What Is Gefilte Fish, And Why Is It Eaten During Passover?

Every culture has its fair share of holidays, and each of these special celebrations or commemorations has its own unique set of traditions associated with it. However, there is one practice that makes its way into nearly every single one of these occasions. On holidays, friends and family often gather together for a meal, which inevitably consists of culturally-specific cuisine.

The histories of certain iconic holiday foods are fascinating. To celebrate the Lunar New Year, chefs in China whip up batches of dumplings as an homage to a legendary doctor who cured a rural village's frostbite outbreak with the steamed, spiced meat snacks. And figgy pudding, familiar to many by way of a popular Christmas ditty, originated when people preserved their meat with sugar and booze.

Jewish culture is no exception to the global tradition of cooking holiday food. One popular Hanukkah food is latkes, or fried potato pancakes. Hamantaschen, a triangular fruit-filled pastry, are classically enjoyed during Purim. During Passover, a Jewish family might dine on a particular whitefish, one which has a rich history as a fixture of the holiday.

The traditional preparation of gefilte fish

If you're out on a fishing trawler, it's unlikely that you'll run into a gefilte fish. That's because the term gefilte refers to the fish's preparation, not its speciation. Gefilte is a Yiddish term that translates to stuffed. The etymology of the dish draws to mind a stuffing-packed Thanksgiving turkey, another traditional holiday dish, but in reality, putting prepared gefilte fish back into its original skin is no longer common practice. Traditional recipes call for pike, carp, and whitefish, or some combination of the three.

Essentially, making gefilte fish entails stripping the fish's meat from its bones and grinding it together with spices and fillers including vegetables, eggs, and breadcrumbs. The resulting mash is then poached and served with a variety of accouterments, mainly grated horseradish or slices of carrot. Gefilte fish in white wine herb broth is one such example of this preparation. The dish has followed Jewish people around the world, and different cultures have developed different styles of gefilte fish — Lithuanian gefilte fish has an extra kick of pepper, while Polish gefilte fish is sweet. In Mexico, you can enjoy a gefilte fish dish that is seasoned with chili peppers and utilizes a base of red snapper in lieu of the traditional carp.

Gefilte fish and dietary restrictions

There are a number of reasons why gefilte fish might be enjoyed during a Passover seder beyond just its taste. The preparation process behind gefilte fish satisfies several stipulations of a kosher diet. On the Sabbath, some Jewish people are religiously prohibited from igniting a heat source, meaning cooked fish is forbidden. Pre-prepared gefilte fish served unheated honors this religious law.

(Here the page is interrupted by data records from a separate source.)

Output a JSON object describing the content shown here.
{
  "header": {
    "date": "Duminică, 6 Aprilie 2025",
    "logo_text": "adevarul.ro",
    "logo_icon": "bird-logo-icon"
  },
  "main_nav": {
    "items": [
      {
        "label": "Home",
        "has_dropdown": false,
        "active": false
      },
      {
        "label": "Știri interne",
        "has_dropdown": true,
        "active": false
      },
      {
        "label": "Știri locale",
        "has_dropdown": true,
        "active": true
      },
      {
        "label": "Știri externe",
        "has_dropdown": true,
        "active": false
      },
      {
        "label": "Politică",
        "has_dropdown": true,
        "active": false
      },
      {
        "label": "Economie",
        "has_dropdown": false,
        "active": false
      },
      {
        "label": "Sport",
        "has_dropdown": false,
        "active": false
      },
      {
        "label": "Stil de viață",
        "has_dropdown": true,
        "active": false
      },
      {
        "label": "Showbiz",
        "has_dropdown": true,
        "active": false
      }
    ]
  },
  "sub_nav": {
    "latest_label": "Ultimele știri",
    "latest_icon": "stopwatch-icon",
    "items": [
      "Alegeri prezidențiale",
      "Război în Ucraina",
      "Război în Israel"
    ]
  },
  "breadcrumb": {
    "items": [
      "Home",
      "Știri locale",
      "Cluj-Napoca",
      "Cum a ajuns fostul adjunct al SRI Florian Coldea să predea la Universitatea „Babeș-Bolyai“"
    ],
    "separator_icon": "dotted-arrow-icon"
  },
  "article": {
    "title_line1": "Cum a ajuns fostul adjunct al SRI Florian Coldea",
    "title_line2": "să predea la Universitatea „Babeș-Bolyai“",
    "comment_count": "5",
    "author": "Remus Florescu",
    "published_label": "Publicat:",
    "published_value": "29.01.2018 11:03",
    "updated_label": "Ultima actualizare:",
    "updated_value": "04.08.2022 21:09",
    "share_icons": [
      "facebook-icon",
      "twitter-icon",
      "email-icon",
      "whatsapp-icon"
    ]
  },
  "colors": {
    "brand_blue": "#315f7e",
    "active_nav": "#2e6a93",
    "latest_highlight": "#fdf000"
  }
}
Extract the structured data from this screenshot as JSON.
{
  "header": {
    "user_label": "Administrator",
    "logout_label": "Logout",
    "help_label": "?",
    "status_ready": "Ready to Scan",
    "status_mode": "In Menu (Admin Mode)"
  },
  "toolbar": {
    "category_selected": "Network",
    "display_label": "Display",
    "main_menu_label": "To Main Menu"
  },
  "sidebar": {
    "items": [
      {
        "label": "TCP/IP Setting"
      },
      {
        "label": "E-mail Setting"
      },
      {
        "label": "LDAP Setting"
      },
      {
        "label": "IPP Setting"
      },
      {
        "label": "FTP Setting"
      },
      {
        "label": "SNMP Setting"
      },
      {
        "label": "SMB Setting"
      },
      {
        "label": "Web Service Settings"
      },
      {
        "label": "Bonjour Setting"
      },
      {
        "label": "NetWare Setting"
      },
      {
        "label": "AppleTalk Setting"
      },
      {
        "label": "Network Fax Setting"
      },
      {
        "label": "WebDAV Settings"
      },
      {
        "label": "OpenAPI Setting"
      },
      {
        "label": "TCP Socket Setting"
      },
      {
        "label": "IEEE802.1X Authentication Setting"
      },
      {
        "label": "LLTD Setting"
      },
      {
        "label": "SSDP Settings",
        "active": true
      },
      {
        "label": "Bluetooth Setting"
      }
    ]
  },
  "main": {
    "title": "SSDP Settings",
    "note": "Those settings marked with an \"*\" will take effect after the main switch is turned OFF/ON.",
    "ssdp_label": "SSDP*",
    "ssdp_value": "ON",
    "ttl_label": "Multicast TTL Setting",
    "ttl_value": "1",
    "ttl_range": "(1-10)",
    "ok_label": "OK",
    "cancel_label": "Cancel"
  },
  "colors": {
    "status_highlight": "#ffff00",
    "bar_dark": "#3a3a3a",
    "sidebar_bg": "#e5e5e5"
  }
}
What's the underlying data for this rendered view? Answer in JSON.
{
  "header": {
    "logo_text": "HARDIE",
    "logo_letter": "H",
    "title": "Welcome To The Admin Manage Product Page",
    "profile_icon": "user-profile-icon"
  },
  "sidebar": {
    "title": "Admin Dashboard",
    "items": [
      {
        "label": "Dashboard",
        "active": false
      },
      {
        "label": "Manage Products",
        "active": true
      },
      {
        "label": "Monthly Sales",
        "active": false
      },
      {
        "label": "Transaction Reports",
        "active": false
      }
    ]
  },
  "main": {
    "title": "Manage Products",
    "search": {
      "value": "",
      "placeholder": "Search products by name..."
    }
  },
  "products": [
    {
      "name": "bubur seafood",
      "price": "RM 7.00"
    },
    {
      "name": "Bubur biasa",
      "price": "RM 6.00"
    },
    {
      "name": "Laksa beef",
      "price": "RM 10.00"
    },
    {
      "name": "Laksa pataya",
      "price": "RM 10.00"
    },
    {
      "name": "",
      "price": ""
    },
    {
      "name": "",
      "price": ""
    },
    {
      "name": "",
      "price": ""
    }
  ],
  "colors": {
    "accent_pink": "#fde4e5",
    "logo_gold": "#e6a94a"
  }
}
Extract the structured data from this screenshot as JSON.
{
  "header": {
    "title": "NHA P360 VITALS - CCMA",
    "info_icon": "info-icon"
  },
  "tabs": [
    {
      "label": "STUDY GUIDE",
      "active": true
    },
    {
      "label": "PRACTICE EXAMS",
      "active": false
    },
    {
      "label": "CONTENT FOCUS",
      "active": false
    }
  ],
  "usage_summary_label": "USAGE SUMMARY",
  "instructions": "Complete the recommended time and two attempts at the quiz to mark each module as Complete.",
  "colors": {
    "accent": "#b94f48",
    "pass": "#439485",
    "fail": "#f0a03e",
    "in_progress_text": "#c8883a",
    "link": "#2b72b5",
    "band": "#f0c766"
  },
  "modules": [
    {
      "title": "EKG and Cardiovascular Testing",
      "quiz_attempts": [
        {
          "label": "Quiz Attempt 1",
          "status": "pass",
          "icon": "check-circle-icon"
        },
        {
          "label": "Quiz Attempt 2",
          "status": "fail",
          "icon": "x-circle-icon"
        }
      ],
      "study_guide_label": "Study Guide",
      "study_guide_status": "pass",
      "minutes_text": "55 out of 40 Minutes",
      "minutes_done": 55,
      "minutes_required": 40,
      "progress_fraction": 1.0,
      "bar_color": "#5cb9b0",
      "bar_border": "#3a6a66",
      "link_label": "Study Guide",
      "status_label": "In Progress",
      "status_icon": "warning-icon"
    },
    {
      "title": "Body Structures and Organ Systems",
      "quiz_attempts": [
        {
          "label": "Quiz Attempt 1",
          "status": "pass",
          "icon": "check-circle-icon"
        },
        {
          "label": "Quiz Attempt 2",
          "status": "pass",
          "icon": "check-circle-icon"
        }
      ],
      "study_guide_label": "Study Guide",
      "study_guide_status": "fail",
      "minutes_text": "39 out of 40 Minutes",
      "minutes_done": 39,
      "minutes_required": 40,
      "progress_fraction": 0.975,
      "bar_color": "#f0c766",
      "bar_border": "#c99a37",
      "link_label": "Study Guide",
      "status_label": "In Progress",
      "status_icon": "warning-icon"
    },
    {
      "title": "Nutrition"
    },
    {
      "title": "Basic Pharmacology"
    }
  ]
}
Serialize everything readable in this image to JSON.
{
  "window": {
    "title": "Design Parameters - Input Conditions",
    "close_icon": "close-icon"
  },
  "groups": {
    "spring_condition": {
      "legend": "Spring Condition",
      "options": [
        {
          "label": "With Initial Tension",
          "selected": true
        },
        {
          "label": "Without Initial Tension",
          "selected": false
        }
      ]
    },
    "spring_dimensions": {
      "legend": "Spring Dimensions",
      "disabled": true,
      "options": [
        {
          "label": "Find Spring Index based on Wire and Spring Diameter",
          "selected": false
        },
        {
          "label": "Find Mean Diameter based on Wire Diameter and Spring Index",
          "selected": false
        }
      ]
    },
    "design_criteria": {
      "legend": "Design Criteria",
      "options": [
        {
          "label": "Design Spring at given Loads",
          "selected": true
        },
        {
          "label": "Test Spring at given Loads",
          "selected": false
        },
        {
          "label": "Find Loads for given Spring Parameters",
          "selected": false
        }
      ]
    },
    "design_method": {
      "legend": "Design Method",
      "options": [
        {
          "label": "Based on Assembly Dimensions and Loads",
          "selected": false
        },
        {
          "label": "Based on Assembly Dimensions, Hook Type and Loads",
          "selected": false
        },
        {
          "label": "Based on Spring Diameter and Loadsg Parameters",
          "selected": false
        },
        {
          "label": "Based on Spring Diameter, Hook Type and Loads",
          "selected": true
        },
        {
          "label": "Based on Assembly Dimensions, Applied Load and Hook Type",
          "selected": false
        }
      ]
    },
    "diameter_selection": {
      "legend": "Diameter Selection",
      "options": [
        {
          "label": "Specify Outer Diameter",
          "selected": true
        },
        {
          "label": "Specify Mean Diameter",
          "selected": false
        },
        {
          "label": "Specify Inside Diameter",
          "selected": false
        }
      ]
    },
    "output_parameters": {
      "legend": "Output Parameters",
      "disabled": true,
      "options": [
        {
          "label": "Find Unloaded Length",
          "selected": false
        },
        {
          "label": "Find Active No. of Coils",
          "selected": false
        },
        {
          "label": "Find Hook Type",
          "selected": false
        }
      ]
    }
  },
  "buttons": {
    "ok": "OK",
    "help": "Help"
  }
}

Additionally, the laws say that a person cannot remove meat from bones on the Sabbath, which is also avoided by consuming gefilte fish.

Writing for the Jewish Telegraphic Agency, Rachel Ringler notes that the first mention of a stuffed pike dish appeared in "a 700-year-old, non-Jewish, German cookbook." But gefilte fish likely found its way into Jewish kitchens because rabbis during the Middle Ages "considered fish to be the perfect food to kick off a Sabbath or holiday meal, since fish symbolize the coming of the Messiah and fertility."

When European Jews came to America, they brought gefilte fish with them. Tales have been told about bathtubs full of live carp in 1900s New York, swimming in hopeless circles while waiting to be ground into gefilte fish. By the 1950s, advances in food preservation technology saw the mass production of jarred gefilte fish, helping to further solidify the delicacy as a staple of traditional Jewish cuisine. More recently, Brooklyn-based company The Gefilteria has been working to "revolutionize" the dish, crafting it from a combination of whitefish, pike, and steelhead trout for a new generation.